The Last Werewolf by Glen Duncan
I feel I should start by saying that this book is a departure from my usual reading. But then again, I've been saying that rather frequently lately, so maybe I need to re-evaluate what constitutes my "usual reading." Really, though, I normally wouldn't pick up most books with the word werewolf in the title, but most werewolf books aren't published by Knopf, the most literary imprint of all of Random House's imprints. Word on the street during Winter Institute was that this was a book to watch, so take note I did. After all, any book that can make the good men from Algonquin/Workman howl at the moon in the parking lot is a book that I want to read!
Jacob Marlowe is the last surviving werewolf on record, helped along by his covert human familiar, Harley. When the book opens, it's not likely that Jake will survive another moon cycle, as Grainer, a special-ops werewolf hunter, has vowed to track him and take him down, eliminating the last of his kind from the face of the earth. However, a wealthy socialite with dark appetites and an elite cabal of vampires have other plans; they want to abduct him and conduct experiments on him with the hope of curing their daytime curse. If this sounds like it's treading the same old werewolf/vampire/special ops territory, however, you couldn't be more wrong. The intelligent prose and Jake's existential philosophies make this a very smart book, indeed. It's fast-paced, sexy, graphic, and it will be the ruler against which all future werewolf books will be measured -- and found wanting. With no offense meant toward genre fiction, this is a novel that transcends its genre in a luminescent way. And which will completely redefine what it means to be "Team Jacob."
I dog-eared dozens of pages and noted twice again that many passages, some of which I've included here:
"I lifted her hair out of the way and worked her trapezius from scapula to occipital bone. Anatomical Latin's an unjudgemental friend if you have to rip people apart and eat them."
"One develops an instinct for letting silence do the heavy lifting. In the three, four, five seconds that passed without either of us speaking, the many ways the conversation could go came and went like time-lapse film of flowers blooming and dying."
"We were in bed, her lying with her wrists crossed above her head, me up on one elbow, caressing her nakedness. The flesh had infinity in it. I must have known every inch by touch, yet every inch renewed its mystery the instant my hand moved on. Delightful, endless futility."
"The point is I make no apology and ask no forgiveness. I'm a man. I'm a monster. A cocktail of contraries. I didn't ask to become a werewolf but once it had happened I got used to it pretty quickly. You surprise yourself. You surprise yourself, then realise even the surprise was a bit of a sham."
"I changed channels. American Idol. Transformation again, this time from Nobody into Superstar. Perhaps Jacqueline was right: humanity's getting its metamorphic kicks elsewhere these days. When you can watch the alchemy that turns morons into millionaires and gimps into global icons, where's the thrill in men who turn into wolves?"
"Filial honour. Forty years ago I killed and ate Grainer's father. Grainer was ten at the time.
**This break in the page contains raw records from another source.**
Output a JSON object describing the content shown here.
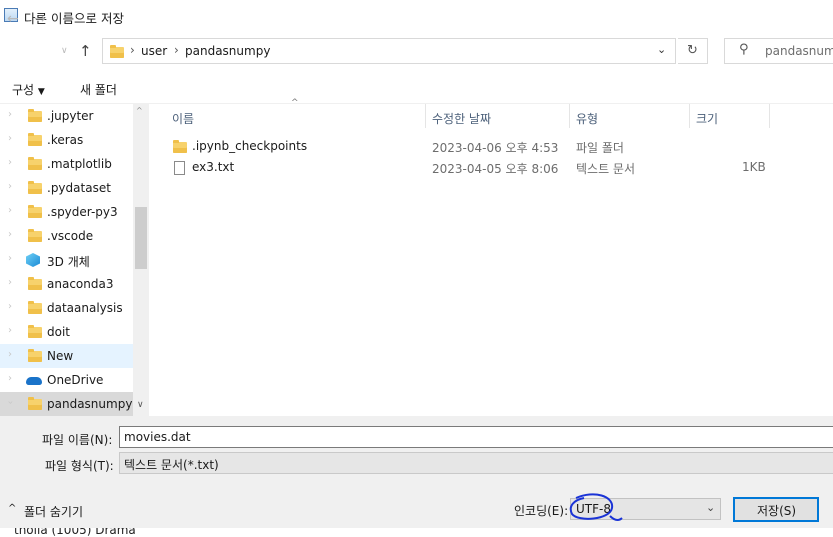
{
  "window": {
    "title": "다른 이름으로 저장"
  },
  "address": {
    "crumbs": [
      "user",
      "pandasnumpy"
    ],
    "search_placeholder": "pandasnumpy"
  },
  "toolbar": {
    "organize": "구성",
    "new_folder": "새 폴더"
  },
  "nav_items": [
    {
      "label": ".jupyter",
      "icon": "folder-icon"
    },
    {
      "label": ".keras",
      "icon": "folder-icon"
    },
    {
      "label": ".matplotlib",
      "icon": "folder-icon"
    },
    {
      "label": ".pydataset",
      "icon": "folder-icon"
    },
    {
      "label": ".spyder-py3",
      "icon": "folder-icon"
    },
    {
      "label": ".vscode",
      "icon": "folder-icon"
    },
    {
      "label": "3D 개체",
      "icon": "3d-objects-icon"
    },
    {
      "label": "anaconda3",
      "icon": "folder-icon"
    },
    {
      "label": "dataanalysis",
      "icon": "folder-icon"
    },
    {
      "label": "doit",
      "icon": "folder-icon"
    },
    {
      "label": "New",
      "icon": "folder-icon"
    },
    {
      "label": "OneDrive",
      "icon": "onedrive-icon"
    },
    {
      "label": "pandasnumpy",
      "icon": "folder-icon"
    }
  ],
  "columns": {
    "name": "이름",
    "modified": "수정한 날짜",
    "type": "유형",
    "size": "크기"
  },
  "files": [
    {
      "name": ".ipynb_checkpoints",
      "modified": "2023-04-06 오후 4:53",
      "type": "파일 폴더",
      "size": "",
      "icon": "folder-icon"
    },
    {
      "name": "ex3.txt",
      "modified": "2023-04-05 오후 8:06",
      "type": "텍스트 문서",
      "size": "1KB",
      "icon": "text-file-icon"
    }
  ],
  "form": {
    "filename_label": "파일 이름(N):",
    "filename_value": "movies.dat",
    "filetype_label": "파일 형식(T):",
    "filetype_value": "텍스트 문서(*.txt)",
    "hide_folders": "폴더 숨기기",
    "encoding_label": "인코딩(E):",
    "encoding_value": "UTF-8",
    "save_button": "저장(S)"
  },
  "background_text": "tholla (1005) Drama"
}
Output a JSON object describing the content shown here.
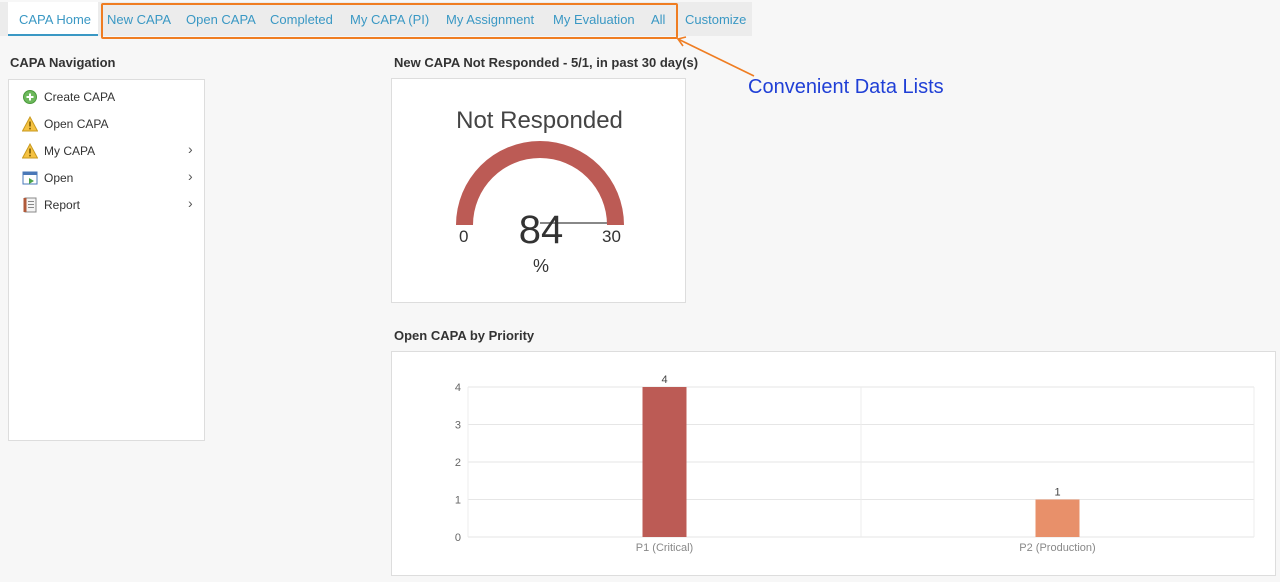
{
  "tabs": [
    {
      "label": "CAPA Home",
      "active": true
    },
    {
      "label": "New CAPA"
    },
    {
      "label": "Open CAPA"
    },
    {
      "label": "Completed"
    },
    {
      "label": "My CAPA (PI)"
    },
    {
      "label": "My Assignment"
    },
    {
      "label": "My Evaluation"
    },
    {
      "label": "All"
    },
    {
      "label": "Customize"
    }
  ],
  "annotation": {
    "text": "Convenient Data Lists",
    "box_color": "#ef7d22",
    "text_color": "#1f3fd6"
  },
  "navigation": {
    "title": "CAPA Navigation",
    "items": [
      {
        "label": "Create CAPA",
        "icon": "add-circle-icon",
        "has_submenu": false
      },
      {
        "label": "Open CAPA",
        "icon": "warning-icon",
        "has_submenu": false
      },
      {
        "label": "My CAPA",
        "icon": "warning-icon",
        "has_submenu": true
      },
      {
        "label": "Open",
        "icon": "open-window-icon",
        "has_submenu": true
      },
      {
        "label": "Report",
        "icon": "report-icon",
        "has_submenu": true
      }
    ],
    "chevron": "›"
  },
  "gauge": {
    "section_title": "New CAPA Not Responded - 5/1, in past 30 day(s)",
    "title": "Not Responded",
    "value": "84",
    "unit": "%",
    "min": "0",
    "max": "30",
    "color": "#bc5b55"
  },
  "priority_chart": {
    "section_title": "Open CAPA by Priority"
  },
  "chart_data": {
    "type": "bar",
    "categories": [
      "P1 (Critical)",
      "P2 (Production)"
    ],
    "values": [
      4,
      1
    ],
    "colors": [
      "#bc5b55",
      "#e8906a"
    ],
    "ylim": [
      0,
      4
    ],
    "yticks": [
      0,
      1,
      2,
      3,
      4
    ],
    "data_labels": [
      "4",
      "1"
    ],
    "grid": true,
    "title": "",
    "xlabel": "",
    "ylabel": ""
  }
}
There's always someone's father, someone's mother, someone's wife, someone's son. This is the problem with killing and eating people. One of the problems."
And possibly the best invocation of Jane Eyre I've ever read: "Reader, I ate him."
|Did I mention that the author is dead sexy?|
I picked up an ARC of this book at Winter Institute and decided to read it upon the extra urging of my sales rep, Ann Kingman. And I just want to say that I bet I'm one of very few readers who know exactly what Duncan was talking about when he mentions Barbuda as Harley's place of escape. Ahh, Barbuda!